For Peter Hancock, his first earnings call as president and CEO of American International Group on Nov. 4 reflected a focus on reassurance, and a steady explanation of the actions taken so far under his fledgling leadership.
Hancock, formerly head of AIG’s property/casualty business, replaced Robert Benmosche as CEO on Sept. 1, taking over for a man credited with helping AIG to recover after the 2008 financial crisis nearly killed the company and led to a massive government bailout of $180 billion (now repaid).
Hancock began the call by essentially introducing himself, and reassuring investors that AIG is strong and proceeding as planned.
“I look forward to leading AIG, and am confident in our team, the strength of our leading balance sheet, and the opportunities for our global businesses,” Hancock said. “AIG is well-positioned to meet the needs of our broader base across the markets we pursue”
He also added he was happy with the company’s Q3 2014 operating results and “continued execution of our capital management objectives.”
Hancock also assured the listening audience of investors and analysts that AIG changes in strategy and objectives won’t be drastic.
“Last quarter, we said we won’t see abrupt changes in our strategies and objectives, and that is still the case,” Hancock said.
Changes, however, have still taken place. In mid-September, for example, AIG announced it had restructured its leadership team to better integrate the company toward “One AIG.”

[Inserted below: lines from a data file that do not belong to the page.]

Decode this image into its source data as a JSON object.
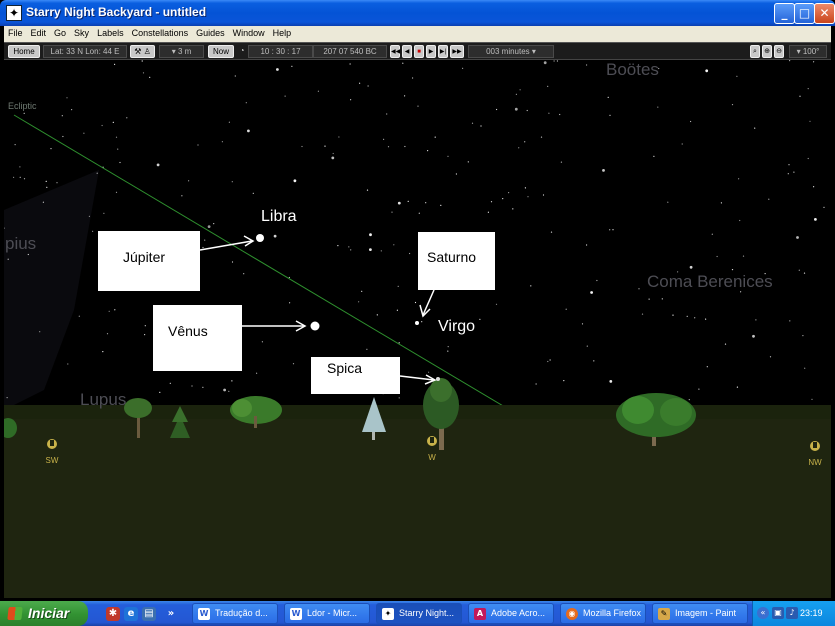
{
  "window": {
    "title": "Starry Night Backyard - untitled",
    "app_icon": "starry-night-icon",
    "controls": {
      "minimize": "_",
      "maximize": "□",
      "close": "✕"
    }
  },
  "menu": [
    "File",
    "Edit",
    "Go",
    "Sky",
    "Labels",
    "Constellations",
    "Guides",
    "Window",
    "Help"
  ],
  "toolbar": {
    "home_label": "Home",
    "location": "Lat: 33 N  Lon: 44 E",
    "elevation": "▾ 3 m",
    "now_label": "Now",
    "time": "10 : 30 : 17",
    "date": "207  07  540 BC",
    "time_step": "003 minutes ▾",
    "fov": "▾ 100°"
  },
  "sky": {
    "ecliptic_label": "Ecliptic",
    "constellations": [
      "Boötes",
      "Coma Berenices",
      "Libra",
      "Virgo",
      "Lupus",
      "pius"
    ],
    "callouts": {
      "jupiter": "Júpiter",
      "saturno": "Saturno",
      "venus": "Vênus",
      "spica": "Spica"
    },
    "directions": {
      "sw": "SW",
      "w": "W",
      "nw": "NW"
    },
    "colors": {
      "sky": "#000000",
      "ground": "#1f2510",
      "ecliptic": "#2e8f2e"
    }
  },
  "taskbar": {
    "start_label": "Iniciar",
    "items": [
      {
        "label": "Tradução d...",
        "icon": "word-icon"
      },
      {
        "label": "Ldor - Micr...",
        "icon": "word-icon"
      },
      {
        "label": "Starry Night...",
        "icon": "starry-night-icon"
      },
      {
        "label": "Adobe Acro...",
        "icon": "acrobat-icon"
      },
      {
        "label": "Mozilla Firefox",
        "icon": "firefox-icon"
      },
      {
        "label": "Imagem - Paint",
        "icon": "paint-icon"
      }
    ],
    "clock": "23:19"
  }
}
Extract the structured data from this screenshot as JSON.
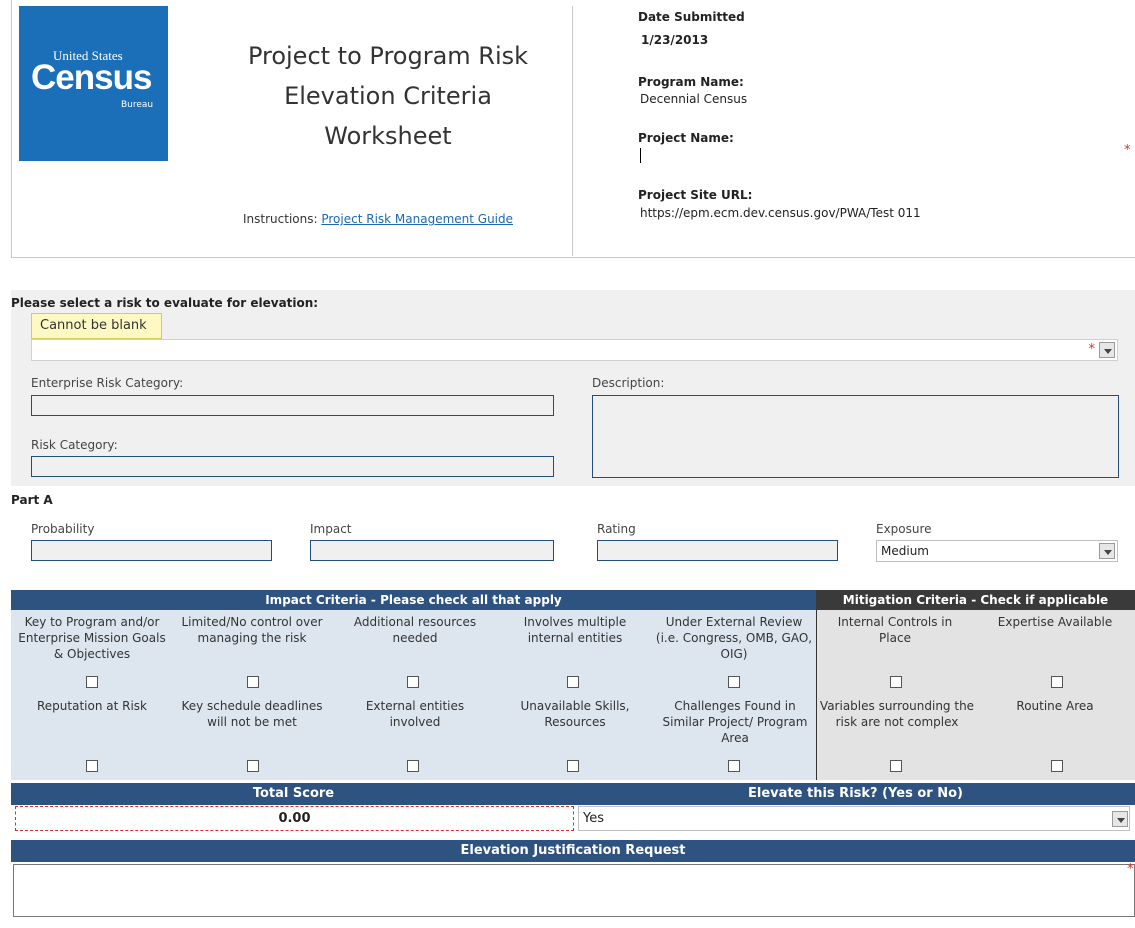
{
  "header": {
    "logo": {
      "line1": "United States",
      "line2": "Census",
      "line3": "Bureau"
    },
    "title_lines": [
      "Project to Program Risk",
      "Elevation Criteria",
      "Worksheet"
    ],
    "instructions_label": "Instructions:",
    "instructions_link": "Project Risk Management Guide",
    "date_submitted_label": "Date Submitted",
    "date_submitted_value": "1/23/2013",
    "program_name_label": "Program Name:",
    "program_name_value": "Decennial Census",
    "project_name_label": "Project Name:",
    "project_name_value": "",
    "project_site_label": "Project Site URL:",
    "project_site_value": "https://epm.ecm.dev.census.gov/PWA/Test 011",
    "required_mark": "*"
  },
  "risk_select": {
    "prompt": "Please select a risk to evaluate for elevation:",
    "validation_tooltip": "Cannot be blank",
    "selected_value": "",
    "required_mark": "*"
  },
  "risk_details": {
    "enterprise_risk_category_label": "Enterprise Risk Category:",
    "risk_category_label": "Risk Category:",
    "description_label": "Description:"
  },
  "part_a": {
    "label": "Part A",
    "probability_label": "Probability",
    "impact_label": "Impact",
    "rating_label": "Rating",
    "exposure_label": "Exposure",
    "exposure_value": "Medium"
  },
  "impact_criteria": {
    "header": "Impact Criteria - Please check all that apply",
    "row1": [
      "Key to Program and/or Enterprise Mission Goals & Objectives",
      "Limited/No control over managing the risk",
      "Additional resources needed",
      "Involves multiple internal entities",
      "Under External Review (i.e. Congress, OMB, GAO, OIG)"
    ],
    "row2": [
      "Reputation at Risk",
      "Key schedule deadlines will not be met",
      "External entities involved",
      "Unavailable Skills, Resources",
      "Challenges Found in Similar Project/ Program Area"
    ]
  },
  "mitigation_criteria": {
    "header": "Mitigation Criteria - Check if applicable",
    "row1": [
      "Internal Controls in Place",
      "Expertise Available"
    ],
    "row2": [
      "Variables surrounding the risk are not complex",
      "Routine Area"
    ]
  },
  "total_score": {
    "label": "Total Score",
    "value": "0.00"
  },
  "elevate": {
    "label": "Elevate this Risk? (Yes or No)",
    "value": "Yes"
  },
  "justification": {
    "label": "Elevation Justification Request",
    "value": "",
    "required_mark": "*"
  },
  "colors": {
    "bar": "#2e5380",
    "impact_bg": "#dde6ef",
    "mitigation_header": "#3a3a3a",
    "logo": "#1b6fb8"
  }
}
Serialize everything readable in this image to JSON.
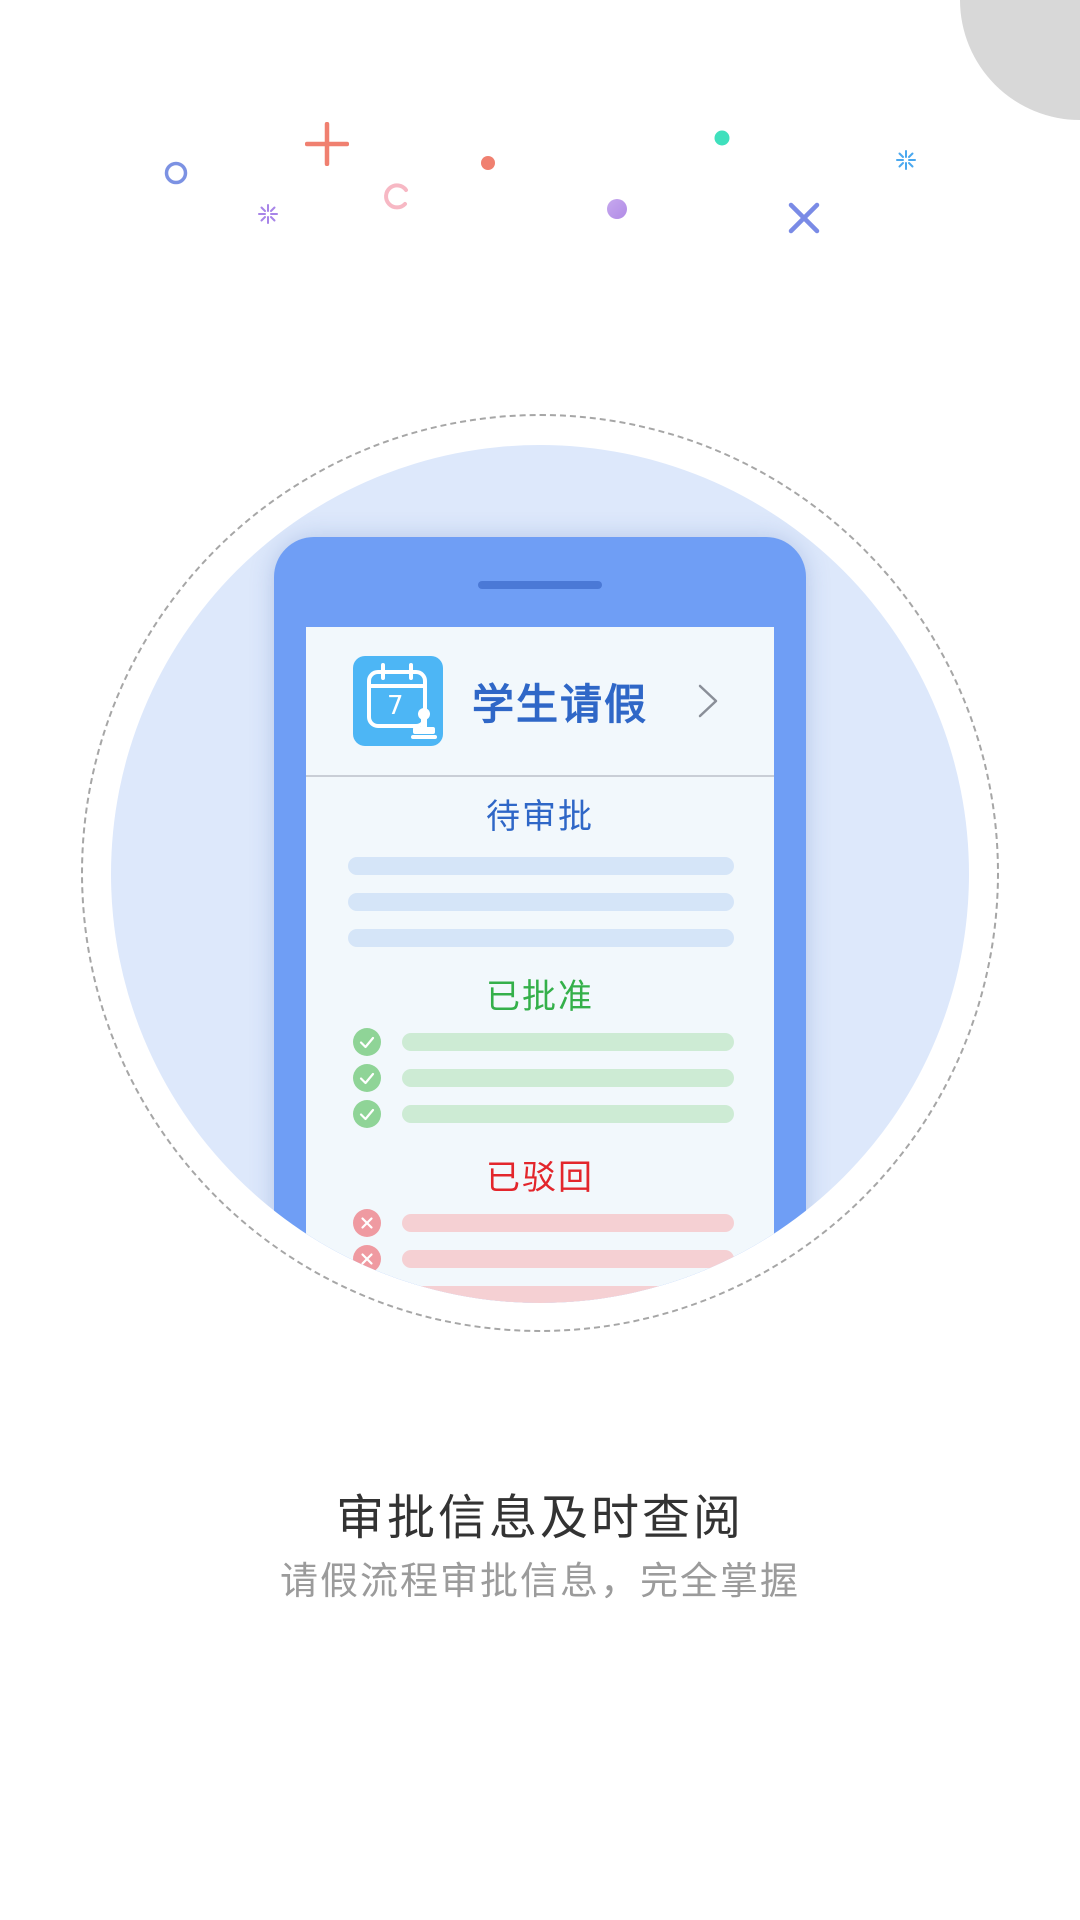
{
  "colors": {
    "accent_blue": "#2f67c7",
    "approved_green": "#34b04a",
    "rejected_red": "#e3262c",
    "close_red": "#e8483c"
  },
  "app_card": {
    "title": "学生请假",
    "icon_day": "7",
    "sections": {
      "pending": "待审批",
      "approved": "已批准",
      "rejected": "已驳回"
    }
  },
  "headline": "审批信息及时查阅",
  "subline": "请假流程审批信息，完全掌握"
}
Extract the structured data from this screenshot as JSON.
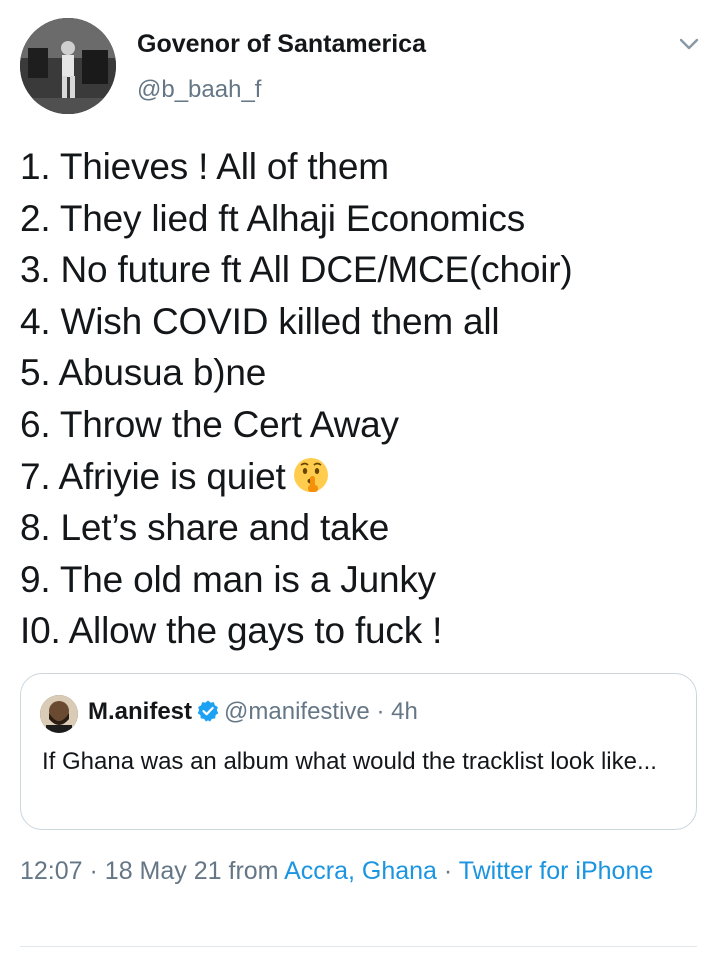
{
  "author": {
    "display_name": "Govenor of Santamerica",
    "handle": "@b_baah_f",
    "avatar_icon": "profile-photo"
  },
  "menu_icon": "chevron-down-icon",
  "tweet": {
    "lines": [
      "1. Thieves ! All of them",
      "2. They lied ft Alhaji Economics",
      "3. No future ft All DCE/MCE(choir)",
      "4. Wish COVID killed them all",
      "5. Abusua b)ne",
      "6. Throw the Cert Away",
      "7.  Afriyie is quiet",
      "8. Let’s share and take",
      "9. The old man is a Junky",
      "I0. Allow the gays to fuck !"
    ],
    "emoji": "shushing-face-emoji"
  },
  "quoted_tweet": {
    "name": "M.anifest",
    "verified_icon": "verified-badge-icon",
    "handle": "@manifestive",
    "separator": "·",
    "time": "4h",
    "text": "If Ghana was an album what would the tracklist look like..."
  },
  "meta": {
    "time": "12:07",
    "sep1": "·",
    "date": "18 May 21",
    "from": "from",
    "location": "Accra, Ghana",
    "sep2": "·",
    "client": "Twitter for iPhone"
  },
  "colors": {
    "text": "#14171a",
    "secondary": "#657786",
    "link": "#1b95e0",
    "border": "#ccd6dd"
  }
}
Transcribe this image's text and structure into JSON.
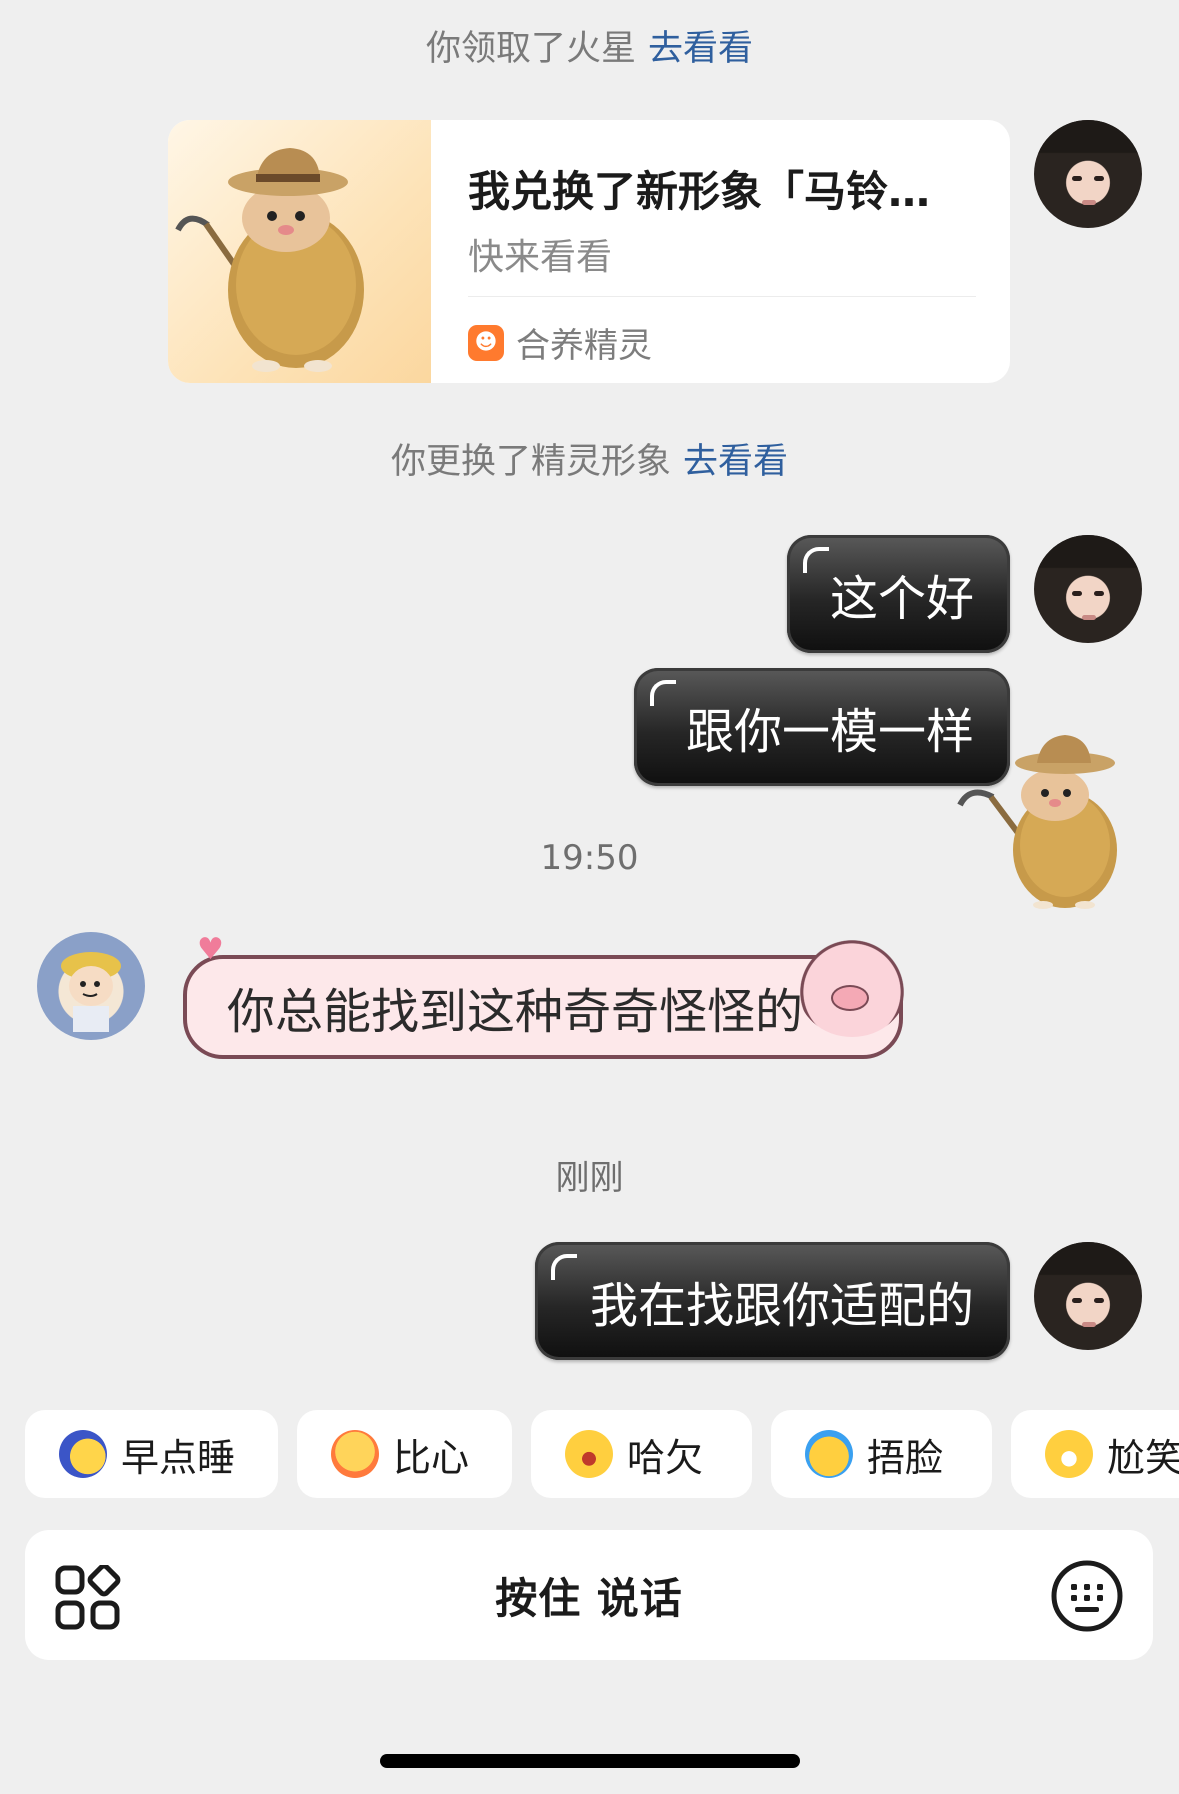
{
  "system_notices": [
    {
      "text": "你领取了火星",
      "link": "去看看"
    },
    {
      "text": "你更换了精灵形象",
      "link": "去看看"
    }
  ],
  "share_card": {
    "title": "我兑换了新形象「马铃…",
    "subtitle": "快来看看",
    "app_name": "合养精灵"
  },
  "messages": [
    {
      "side": "right",
      "text": "这个好"
    },
    {
      "side": "right",
      "text": "跟你一模一样"
    },
    {
      "side": "left",
      "text": "你总能找到这种奇奇怪怪的"
    },
    {
      "side": "right",
      "text": "我在找跟你适配的"
    }
  ],
  "timestamps": [
    "19:50",
    "刚刚"
  ],
  "quick_replies": [
    {
      "label": "早点睡",
      "icon": "sleepy-moon-emoji"
    },
    {
      "label": "比心",
      "icon": "heart-hands-emoji"
    },
    {
      "label": "哈欠",
      "icon": "yawn-emoji"
    },
    {
      "label": "捂脸",
      "icon": "facepalm-emoji"
    },
    {
      "label": "尬笑",
      "icon": "awkward-smile-emoji"
    }
  ],
  "input_bar": {
    "hold_to_talk": "按住 说话",
    "left_icon": "apps-grid-icon",
    "right_icon": "keyboard-icon"
  },
  "colors": {
    "background": "#efefef",
    "link": "#2f5f9e",
    "bubble_dark": "#1a1a1a",
    "pig_bubble": "#fde8ea",
    "app_icon": "#ff7a2e"
  }
}
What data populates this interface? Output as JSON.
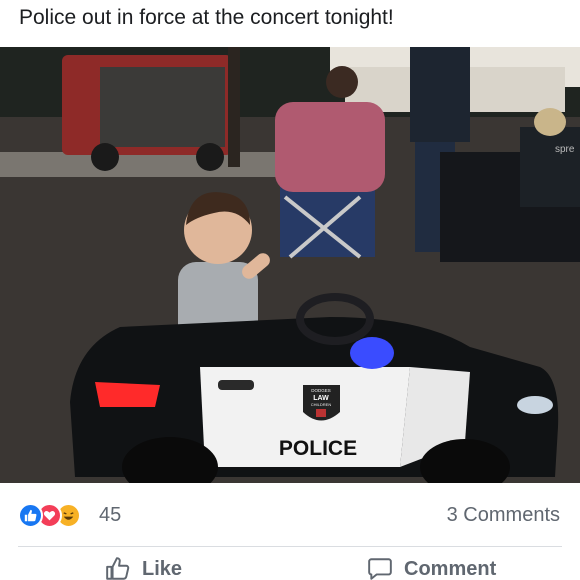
{
  "post": {
    "caption": "Police out in force at the concert tonight!"
  },
  "photo": {
    "car_text": "POLICE",
    "badge_top": "DODGES",
    "badge_mid": "LAW",
    "badge_low": "CHILDREN",
    "chair_text": "spre"
  },
  "reactions": {
    "types": [
      "like",
      "love",
      "haha"
    ],
    "count": "45",
    "comments_label": "3 Comments"
  },
  "actions": {
    "like_label": "Like",
    "comment_label": "Comment"
  },
  "colors": {
    "like_blue": "#1877f2",
    "love_red": "#f33e58",
    "haha_yellow": "#f7b125",
    "meta_gray": "#606770"
  }
}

During AIG’s earnings call, Hancock explained that the move “creates opportunities for collaboration and reinforces [the] One AIG” concept. AIG has 20 different businesses that account for 80 percent of revenue, a reality he said made it critical to take an integrated approach to manage operations.
“A culture of collaboration is necessary to realize the true value AIG has to offer,” Hancock said. “Our customer relationships are important and mutually beneficial. By working across organizations, we tap into opportunities we may have overlooked.”
Hancock has also said he wants to improve AIG’s use of technology to help it better evaluate insurance risks and reduce costs. He reiterated that focus, and goal, during the earnings call. Along those lines, AIG in September hired Philip Fasano in the new job of chief information officer. He most recently held a similar position at Kaiser Permanente, the nonprofit health insurer and hospital operator.
“A culture of technology and value-based metrics will grow at AIG,” he said.
AIG is one of several “too-big-to-fail” financial companies that face added regulatory scrutiny at the federal level and globally. Hancock said AIG is reaching out to regulators in the U.S. with a goal of producing an ideal outcome for all.
“We continue to work closely with [federal regulators] and maintain positive dialogues with a goal of providing insights and information essential to doing good regulations with financial institutions,” he said.
One of the messages AIG is trying to get out is the idea that insurers are different than banks, in ways including having lower leverage and greater liquidity, and should be regulated differently as a result.
AIG also faces the likelihood of more global regulation, and is focused on managing that process, too, Hancock said, with a pledge to continue working with regulators on a global level as well.